(Romans 2 ESV)

God’s the judge, not us (vs. 1-2)

When we judge other people we are sinning, because (we) the judge practice the very same things. (Romans 2:1)

Christians seem to have a reputation of judging people and committing the same sins themselves.

I know that not all people struggle with getting in people’s faces and judging them for their sin. But it can be super easy for anyone to immediately judge others in their heart.

Rather than getting to know someone and seeking their heart, it’s easy for us to focus only on that person’s sins.

Instead of immediately judging people based on their outward appearance or clearly sinful choices or habits, why don’t we seek to get to know these people? Ignoring their flaws, could we become good friends with them and help them through their struggles?

Our place on earth, as Christians. Is not to judge people or make people pay for their sins. That’s God’s job. Our responsibility is to love people and get to know people And, as graciously as we possibly can, help people overcome their struggles.


Read and obey God’s word (vs. 13)

Verse 13 reminds me a lot of a James 1:22

But be doers of the word, and not hearers only, deceiving yourselves.”  -James 1:22

I don’t think Paul could have possibly put enough emphasis on the importance of reading God’s word.

Reading the Bible is important, and should be a daily practice for every believer. However, only reading the Bible isn’t sufficient.

Merely reading the Bible and living your life forgetting all the things you’ve read is a lot like an example Jame’s gives with the man in the mirror in James 1:

For if anyone is a hearer of the word and not a doer, he is like a man who looks intently at his natural face in a mirror. For he looks at himself and goes away and at once forgets what he was like. But the one who looks into the perfect law, the law of liberty, and perseveres, being no hearer who forgets but a doer who acts, he will be blessed in his doing. -James 23-25

If anyone hears the word, but doesn’t obey the word. He’s like the guy that studies his face in the mirror and immediately goes away and forgets what he looks like.

The importance of reading God’s word is great, but the importance of doing God’s word is far greater.

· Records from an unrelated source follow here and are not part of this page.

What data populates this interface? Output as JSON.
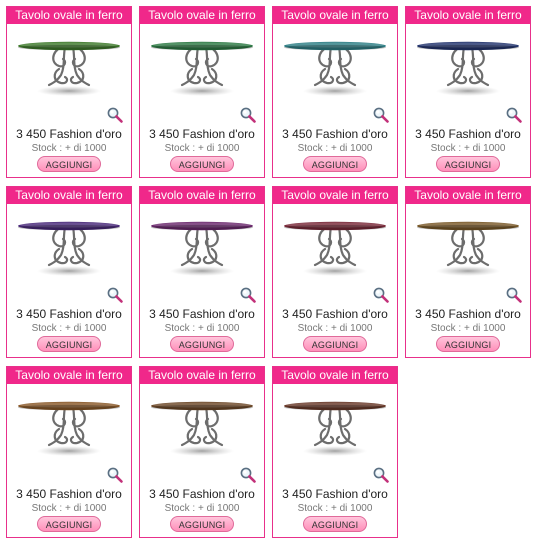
{
  "products": [
    {
      "title": "Tavolo ovale in ferro",
      "price": "3 450 Fashion d'oro",
      "stock": "Stock : + di 1000",
      "button": "AGGIUNGI",
      "color": "#3f7a2c"
    },
    {
      "title": "Tavolo ovale in ferro",
      "price": "3 450 Fashion d'oro",
      "stock": "Stock : + di 1000",
      "button": "AGGIUNGI",
      "color": "#2e7a45"
    },
    {
      "title": "Tavolo ovale in ferro",
      "price": "3 450 Fashion d'oro",
      "stock": "Stock : + di 1000",
      "button": "AGGIUNGI",
      "color": "#2f7f86"
    },
    {
      "title": "Tavolo ovale in ferro",
      "price": "3 450 Fashion d'oro",
      "stock": "Stock : + di 1000",
      "button": "AGGIUNGI",
      "color": "#24356e"
    },
    {
      "title": "Tavolo ovale in ferro",
      "price": "3 450 Fashion d'oro",
      "stock": "Stock : + di 1000",
      "button": "AGGIUNGI",
      "color": "#4a2a7a"
    },
    {
      "title": "Tavolo ovale in ferro",
      "price": "3 450 Fashion d'oro",
      "stock": "Stock : + di 1000",
      "button": "AGGIUNGI",
      "color": "#6c2a6e"
    },
    {
      "title": "Tavolo ovale in ferro",
      "price": "3 450 Fashion d'oro",
      "stock": "Stock : + di 1000",
      "button": "AGGIUNGI",
      "color": "#7a2a3a"
    },
    {
      "title": "Tavolo ovale in ferro",
      "price": "3 450 Fashion d'oro",
      "stock": "Stock : + di 1000",
      "button": "AGGIUNGI",
      "color": "#7a5a2a"
    },
    {
      "title": "Tavolo ovale in ferro",
      "price": "3 450 Fashion d'oro",
      "stock": "Stock : + di 1000",
      "button": "AGGIUNGI",
      "color": "#8a5a2a"
    },
    {
      "title": "Tavolo ovale in ferro",
      "price": "3 450 Fashion d'oro",
      "stock": "Stock : + di 1000",
      "button": "AGGIUNGI",
      "color": "#6e4a2a"
    },
    {
      "title": "Tavolo ovale in ferro",
      "price": "3 450 Fashion d'oro",
      "stock": "Stock : + di 1000",
      "button": "AGGIUNGI",
      "color": "#6a3a2a"
    }
  ],
  "icons": {
    "zoom": "magnifier-icon",
    "table": "oval-iron-table-icon"
  },
  "colors": {
    "accent": "#f0288a",
    "button": "#ff9cc2"
  }
}
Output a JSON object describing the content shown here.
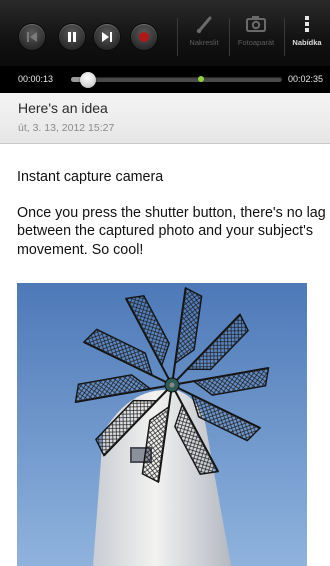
{
  "toolbar": {
    "playback_buttons": [
      "previous-icon",
      "pause-icon",
      "next-icon",
      "record-icon"
    ],
    "draw_label": "Nakreslit",
    "photo_label": "Fotoaparát",
    "menu_label": "Nabídka",
    "colors": {
      "background": "#121212",
      "record": "#b01818",
      "inactive_label": "#5d5d5d",
      "active_label": "#dcdcdc"
    }
  },
  "playback": {
    "elapsed": "00:00:13",
    "total": "00:02:35",
    "progress_fraction": 0.08,
    "marker_fraction": 0.6,
    "marker_color": "#8fd23c"
  },
  "note": {
    "title": "Here's an idea",
    "date": "út, 3. 13, 2012 15:27",
    "heading": "Instant capture camera",
    "paragraph": "Once you press the shutter button, there's no lag between the captured photo and your subject's movement. So cool!",
    "image_icon": "windmill-photo"
  }
}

Readers, this is a challenge to me and to you. Don’t read the Word totally forgetting what you’ve read. Instead, as you’re reading and being convicted. Seek God’s help through prayer. Rely on the help of God’s spirit and live obediently in all you do.

Thanks for reading today. Unfortunately I don’t have enough time to look in full detail at the entire chapter. But I hope you will take seriously the points I made and seek to further study it on your own.

Have a good week,






Published by Zachary Pierpont

Zachary is a 18-year-old blogger with a passion for Christ. His blog is all about Christian living, mostly directed toward young people. His desire is to encourage and strengthen those who read his writing to chase with all their heart the mind-blowing wonder of Christ. He loves spending time with friends and family, playing drums and guitar, writing, and enjoying God's beautiful creation in Northern Michigan where he lives. You can find him on his blog,